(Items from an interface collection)
----

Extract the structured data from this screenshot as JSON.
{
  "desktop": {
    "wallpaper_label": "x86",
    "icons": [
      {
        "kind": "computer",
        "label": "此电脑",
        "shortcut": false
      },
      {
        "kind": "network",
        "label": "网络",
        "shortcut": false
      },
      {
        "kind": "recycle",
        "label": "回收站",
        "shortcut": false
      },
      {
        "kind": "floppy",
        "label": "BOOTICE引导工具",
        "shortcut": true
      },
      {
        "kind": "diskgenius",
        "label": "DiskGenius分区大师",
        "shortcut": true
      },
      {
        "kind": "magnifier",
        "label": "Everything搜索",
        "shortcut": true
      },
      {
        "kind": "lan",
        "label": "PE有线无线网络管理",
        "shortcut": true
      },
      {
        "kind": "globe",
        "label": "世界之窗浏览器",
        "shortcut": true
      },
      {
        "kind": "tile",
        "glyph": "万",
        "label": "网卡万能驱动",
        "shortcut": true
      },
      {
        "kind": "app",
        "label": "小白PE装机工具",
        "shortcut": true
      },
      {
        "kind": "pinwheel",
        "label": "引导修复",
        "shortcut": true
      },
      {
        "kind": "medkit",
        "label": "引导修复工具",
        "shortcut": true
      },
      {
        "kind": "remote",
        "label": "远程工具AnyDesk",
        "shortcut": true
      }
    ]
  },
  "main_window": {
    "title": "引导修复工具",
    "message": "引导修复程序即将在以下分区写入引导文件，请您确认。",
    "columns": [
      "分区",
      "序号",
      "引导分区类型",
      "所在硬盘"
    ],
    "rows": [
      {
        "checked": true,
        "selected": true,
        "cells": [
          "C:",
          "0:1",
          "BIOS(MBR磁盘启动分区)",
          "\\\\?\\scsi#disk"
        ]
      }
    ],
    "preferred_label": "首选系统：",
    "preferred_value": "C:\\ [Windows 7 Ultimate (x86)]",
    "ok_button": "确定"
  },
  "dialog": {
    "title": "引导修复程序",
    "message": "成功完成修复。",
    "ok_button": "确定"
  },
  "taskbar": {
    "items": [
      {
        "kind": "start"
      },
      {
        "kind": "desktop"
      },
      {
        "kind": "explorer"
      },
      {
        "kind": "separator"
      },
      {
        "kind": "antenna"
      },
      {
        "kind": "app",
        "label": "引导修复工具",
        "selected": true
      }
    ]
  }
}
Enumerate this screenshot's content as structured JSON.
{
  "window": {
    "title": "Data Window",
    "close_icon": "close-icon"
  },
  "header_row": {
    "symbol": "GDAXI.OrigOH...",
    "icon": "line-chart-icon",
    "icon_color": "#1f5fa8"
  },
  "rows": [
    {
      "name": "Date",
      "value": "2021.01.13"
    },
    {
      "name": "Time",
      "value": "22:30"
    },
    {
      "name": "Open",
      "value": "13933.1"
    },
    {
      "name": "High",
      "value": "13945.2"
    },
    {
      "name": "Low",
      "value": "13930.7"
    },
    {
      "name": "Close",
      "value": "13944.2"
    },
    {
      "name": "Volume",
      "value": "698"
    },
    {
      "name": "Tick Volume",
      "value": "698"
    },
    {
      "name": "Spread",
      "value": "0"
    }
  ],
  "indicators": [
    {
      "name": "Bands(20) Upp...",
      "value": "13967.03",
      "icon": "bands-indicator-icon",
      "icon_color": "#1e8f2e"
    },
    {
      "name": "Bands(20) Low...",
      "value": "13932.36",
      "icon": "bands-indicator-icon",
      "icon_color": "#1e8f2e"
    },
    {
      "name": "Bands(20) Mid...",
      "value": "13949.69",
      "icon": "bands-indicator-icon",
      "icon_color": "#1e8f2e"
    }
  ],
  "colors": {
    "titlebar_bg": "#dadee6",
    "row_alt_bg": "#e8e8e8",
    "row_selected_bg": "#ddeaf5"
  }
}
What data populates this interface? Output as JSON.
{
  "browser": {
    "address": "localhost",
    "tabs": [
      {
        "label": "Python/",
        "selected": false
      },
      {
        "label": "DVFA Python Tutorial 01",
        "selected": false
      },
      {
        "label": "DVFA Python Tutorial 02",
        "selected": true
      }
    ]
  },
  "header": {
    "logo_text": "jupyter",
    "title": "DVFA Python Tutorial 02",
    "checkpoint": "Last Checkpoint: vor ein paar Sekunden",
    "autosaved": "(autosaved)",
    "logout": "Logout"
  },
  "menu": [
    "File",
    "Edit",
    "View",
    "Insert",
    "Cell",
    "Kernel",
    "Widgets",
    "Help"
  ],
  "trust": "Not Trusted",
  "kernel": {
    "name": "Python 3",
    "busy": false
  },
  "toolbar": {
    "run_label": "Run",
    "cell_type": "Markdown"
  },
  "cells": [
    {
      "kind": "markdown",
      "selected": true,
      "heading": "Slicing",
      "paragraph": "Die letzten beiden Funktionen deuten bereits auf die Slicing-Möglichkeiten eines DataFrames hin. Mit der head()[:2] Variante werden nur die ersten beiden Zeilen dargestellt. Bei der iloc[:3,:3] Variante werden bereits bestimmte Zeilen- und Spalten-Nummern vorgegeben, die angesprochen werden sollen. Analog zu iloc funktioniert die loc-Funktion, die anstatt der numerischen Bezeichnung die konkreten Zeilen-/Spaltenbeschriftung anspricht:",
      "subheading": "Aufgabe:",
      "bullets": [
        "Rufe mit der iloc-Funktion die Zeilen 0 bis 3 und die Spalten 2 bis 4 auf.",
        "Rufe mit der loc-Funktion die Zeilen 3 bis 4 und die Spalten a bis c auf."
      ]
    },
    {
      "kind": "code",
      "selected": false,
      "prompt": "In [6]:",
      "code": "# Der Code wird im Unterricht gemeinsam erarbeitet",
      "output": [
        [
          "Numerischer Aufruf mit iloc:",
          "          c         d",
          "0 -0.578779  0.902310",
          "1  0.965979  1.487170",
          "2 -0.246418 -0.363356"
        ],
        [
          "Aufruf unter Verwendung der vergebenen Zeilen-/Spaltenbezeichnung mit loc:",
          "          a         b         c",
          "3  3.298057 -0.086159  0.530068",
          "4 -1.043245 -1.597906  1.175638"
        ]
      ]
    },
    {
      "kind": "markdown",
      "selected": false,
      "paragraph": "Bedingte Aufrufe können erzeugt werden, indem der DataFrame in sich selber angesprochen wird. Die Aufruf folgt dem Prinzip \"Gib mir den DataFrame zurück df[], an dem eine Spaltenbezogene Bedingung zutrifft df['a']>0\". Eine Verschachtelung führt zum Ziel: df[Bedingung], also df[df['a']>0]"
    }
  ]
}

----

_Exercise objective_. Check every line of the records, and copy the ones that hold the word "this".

_Answer area_.
Extract the structured data from this screenshot as JSON.
Enumerate this screenshot's content as structured JSON.
What data populates this interface? Output as JSON.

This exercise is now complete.